Cryptic Cross Words is the 5th album that Paranoid Visions have released since their 2006 reboot. Add to this the multitude of singles and a myriad of historical re-releases and compilations and it becomes clear that Paranoid Visions are a band who are not content to sit back and relax or attempt to trade on past glories. Indeed founder members Deko and P.A are of the opinion that there are no past glories with the recent releases being more reflective of what the band were about in the first place. Cryptic Cross Words, a culmination of a year’s recording and writing is an attempt to craft a specific album with a specific modus operandi.
“With every release we have done, there has always been a compromise, and certain styles or genres we have wanted to explore have been almost achieved, but not executed the way we imagined them … until now”.

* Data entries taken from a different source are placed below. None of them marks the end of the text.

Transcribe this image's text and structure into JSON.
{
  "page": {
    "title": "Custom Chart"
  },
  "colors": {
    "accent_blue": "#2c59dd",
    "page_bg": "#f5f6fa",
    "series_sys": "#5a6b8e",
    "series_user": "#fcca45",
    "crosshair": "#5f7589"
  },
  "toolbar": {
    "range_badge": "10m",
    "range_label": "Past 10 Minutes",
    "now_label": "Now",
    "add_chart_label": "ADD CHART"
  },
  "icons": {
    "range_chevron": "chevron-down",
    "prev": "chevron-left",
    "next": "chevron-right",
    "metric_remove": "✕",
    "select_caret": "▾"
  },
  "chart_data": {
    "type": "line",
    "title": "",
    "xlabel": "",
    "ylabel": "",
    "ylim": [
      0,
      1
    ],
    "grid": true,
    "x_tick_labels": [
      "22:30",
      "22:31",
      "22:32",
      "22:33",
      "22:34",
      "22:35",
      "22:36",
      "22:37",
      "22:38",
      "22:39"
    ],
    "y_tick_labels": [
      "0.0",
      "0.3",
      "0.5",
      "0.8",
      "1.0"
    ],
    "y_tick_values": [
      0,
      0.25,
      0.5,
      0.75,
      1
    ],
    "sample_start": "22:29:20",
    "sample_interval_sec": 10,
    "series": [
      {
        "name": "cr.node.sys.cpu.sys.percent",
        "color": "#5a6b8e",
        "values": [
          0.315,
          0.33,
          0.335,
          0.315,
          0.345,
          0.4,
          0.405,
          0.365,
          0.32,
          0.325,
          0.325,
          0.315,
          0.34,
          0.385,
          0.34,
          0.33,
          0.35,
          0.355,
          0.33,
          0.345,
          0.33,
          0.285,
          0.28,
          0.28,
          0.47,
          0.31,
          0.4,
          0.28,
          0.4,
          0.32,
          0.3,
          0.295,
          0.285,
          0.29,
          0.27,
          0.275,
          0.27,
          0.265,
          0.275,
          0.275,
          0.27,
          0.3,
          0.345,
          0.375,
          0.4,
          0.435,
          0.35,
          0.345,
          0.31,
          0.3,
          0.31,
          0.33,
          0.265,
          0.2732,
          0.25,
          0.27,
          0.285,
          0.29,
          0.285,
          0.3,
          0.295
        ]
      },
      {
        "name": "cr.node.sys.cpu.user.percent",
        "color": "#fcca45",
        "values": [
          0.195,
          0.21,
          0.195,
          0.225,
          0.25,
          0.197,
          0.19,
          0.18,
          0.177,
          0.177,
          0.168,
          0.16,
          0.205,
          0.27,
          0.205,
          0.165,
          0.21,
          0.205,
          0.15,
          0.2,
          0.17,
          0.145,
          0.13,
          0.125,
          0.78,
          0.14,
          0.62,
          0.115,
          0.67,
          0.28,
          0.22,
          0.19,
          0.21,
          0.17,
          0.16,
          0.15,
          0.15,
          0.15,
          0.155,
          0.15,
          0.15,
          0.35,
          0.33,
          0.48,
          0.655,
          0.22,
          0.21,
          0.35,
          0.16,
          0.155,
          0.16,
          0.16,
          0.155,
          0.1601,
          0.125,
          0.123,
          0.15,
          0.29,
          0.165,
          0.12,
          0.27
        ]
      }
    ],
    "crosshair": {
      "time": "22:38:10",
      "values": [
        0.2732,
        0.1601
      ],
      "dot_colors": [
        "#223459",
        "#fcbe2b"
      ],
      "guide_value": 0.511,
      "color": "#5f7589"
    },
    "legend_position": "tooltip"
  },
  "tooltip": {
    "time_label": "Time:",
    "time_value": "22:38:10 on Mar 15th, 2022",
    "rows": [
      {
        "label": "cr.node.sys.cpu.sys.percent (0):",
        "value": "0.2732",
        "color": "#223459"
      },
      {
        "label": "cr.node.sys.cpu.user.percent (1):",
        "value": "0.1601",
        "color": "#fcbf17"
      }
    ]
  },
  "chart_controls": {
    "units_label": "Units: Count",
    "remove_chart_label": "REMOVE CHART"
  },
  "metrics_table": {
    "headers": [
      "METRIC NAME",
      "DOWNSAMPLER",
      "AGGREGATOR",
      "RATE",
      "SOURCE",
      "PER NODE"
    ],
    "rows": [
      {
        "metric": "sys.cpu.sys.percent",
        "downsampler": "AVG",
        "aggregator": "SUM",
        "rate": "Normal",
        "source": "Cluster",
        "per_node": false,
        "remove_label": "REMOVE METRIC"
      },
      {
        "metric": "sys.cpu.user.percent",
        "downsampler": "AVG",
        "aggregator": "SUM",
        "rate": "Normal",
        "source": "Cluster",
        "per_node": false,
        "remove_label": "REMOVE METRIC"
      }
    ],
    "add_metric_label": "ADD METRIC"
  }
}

Switching rhythm section and losing a backing vocalist in early 2014 gave the band the opportunity to form the perfect line-up and create what the band believe is best album they have ever made. It’s certainly a more focussed and strategic release that relies on soundscapes and moods that co-exist with the various musical genres the band continues to dip into. But it explores these cohesively with production that has been described by one early reviewer as being “crisp but avoids the sheen of the nu”. Certainly this album owes as much to UK Decay as it does to UK Subs, or is “more magazine than fanzine”.
Lyrically the album is tackling different subjects ranging from the Catholic church’s abuse of children, invasion in the Ukraine, sexual harmony, working culture and the voice of the downtrodden public on the verge of snapping. In the case of Anagram Sam the lyrics consist entirely of anagrams (Anagram Sam, he’s one of those NAMELESS SALESMEN, his LIFE is a FILE of anagrams, he’s the SENATOR for TREASON etc etc….you get the picture!!) whilst the album’s closer, “baNAMA Republic” is a delicate slow building acoustic song spanning seven minutes and sung by Aoife Destruction detailing the fall of the Irish economy and the corruption that facilitated it.